When a person is self-destructing, that person doesn’t know when to stop. An individual may hit rock bottom before considering a serious life change. For an addict hitting the rock bottom is the point at which his or her mind and body has given up under the stress of addiction. Some addicts have to reach rock bottom before they can recover, but it is always better to seek addiction treatment before this point arrives.
But what is rock bottom? Can addicted persons realize what rock bottom really is? Sometimes an addiction can defy all logic, and what everyone thought would mean rock bottom ends up just being another step deeper into addiction. Family and friends may have to stage an addiction intervention and raise the rock bottom level for their loved one. Otherwise the addicted person will continue on a downward spiral until that point is reached. In some cases an addict won’t hit rock bottom until a fatal overdose occurs.
Helping Your Loved One Realize It Is Time for Help
Before hitting rock bottom an addict won’t usually know when to seek treatment for addiction. Raising the rock bottom level can make the addicted person realize it is time to seek help. How do you make your loved one realize it is time to seek help? You can do the following:
- Cut off financial support to the addict. If the addicted person does not have the money to continue the addiction habit, he or she may be more likely to seek help.
- Do not allow drug use in the house. You may feel it is safer if your loved one does drugs where you can supervise him or her, but do not offer your loved one a location for drug use.
- Avoid enabling your loved one in any other way. If you are concerned that you may be enabling your loved one, call a recovery helpline and ask for advice.
Removing the “support” from the addiction can make a difference. It is important to seek counseling and support for yourself, so you can learn how to set healthy boundaries and find ways to encourage your loved one to seek help.
Letting an addiction problem grow is dangerous and can have severe consequences.

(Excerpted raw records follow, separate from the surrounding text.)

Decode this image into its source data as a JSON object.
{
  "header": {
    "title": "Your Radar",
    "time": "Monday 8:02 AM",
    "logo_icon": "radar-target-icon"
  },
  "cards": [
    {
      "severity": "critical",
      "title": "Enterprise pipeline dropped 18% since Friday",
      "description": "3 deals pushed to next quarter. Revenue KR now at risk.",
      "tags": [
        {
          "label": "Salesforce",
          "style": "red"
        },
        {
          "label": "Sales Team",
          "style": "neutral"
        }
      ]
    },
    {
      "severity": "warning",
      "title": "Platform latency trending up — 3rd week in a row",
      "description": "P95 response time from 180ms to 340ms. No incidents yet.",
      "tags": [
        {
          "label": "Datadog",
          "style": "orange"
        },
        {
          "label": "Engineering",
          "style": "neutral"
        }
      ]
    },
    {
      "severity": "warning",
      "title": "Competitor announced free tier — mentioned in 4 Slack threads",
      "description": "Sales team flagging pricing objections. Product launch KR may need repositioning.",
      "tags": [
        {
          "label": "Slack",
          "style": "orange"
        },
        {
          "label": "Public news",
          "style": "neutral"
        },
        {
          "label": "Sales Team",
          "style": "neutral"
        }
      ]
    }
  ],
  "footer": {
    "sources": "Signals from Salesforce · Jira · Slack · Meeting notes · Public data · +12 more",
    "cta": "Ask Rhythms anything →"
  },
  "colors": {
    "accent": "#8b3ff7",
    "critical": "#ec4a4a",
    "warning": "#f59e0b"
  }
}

You can learn how to set safe consequences for your loved one with the help of an experienced interventionist or recovery counselor. It is possible to help your loved one firmly and confidently without abandoning your loved one.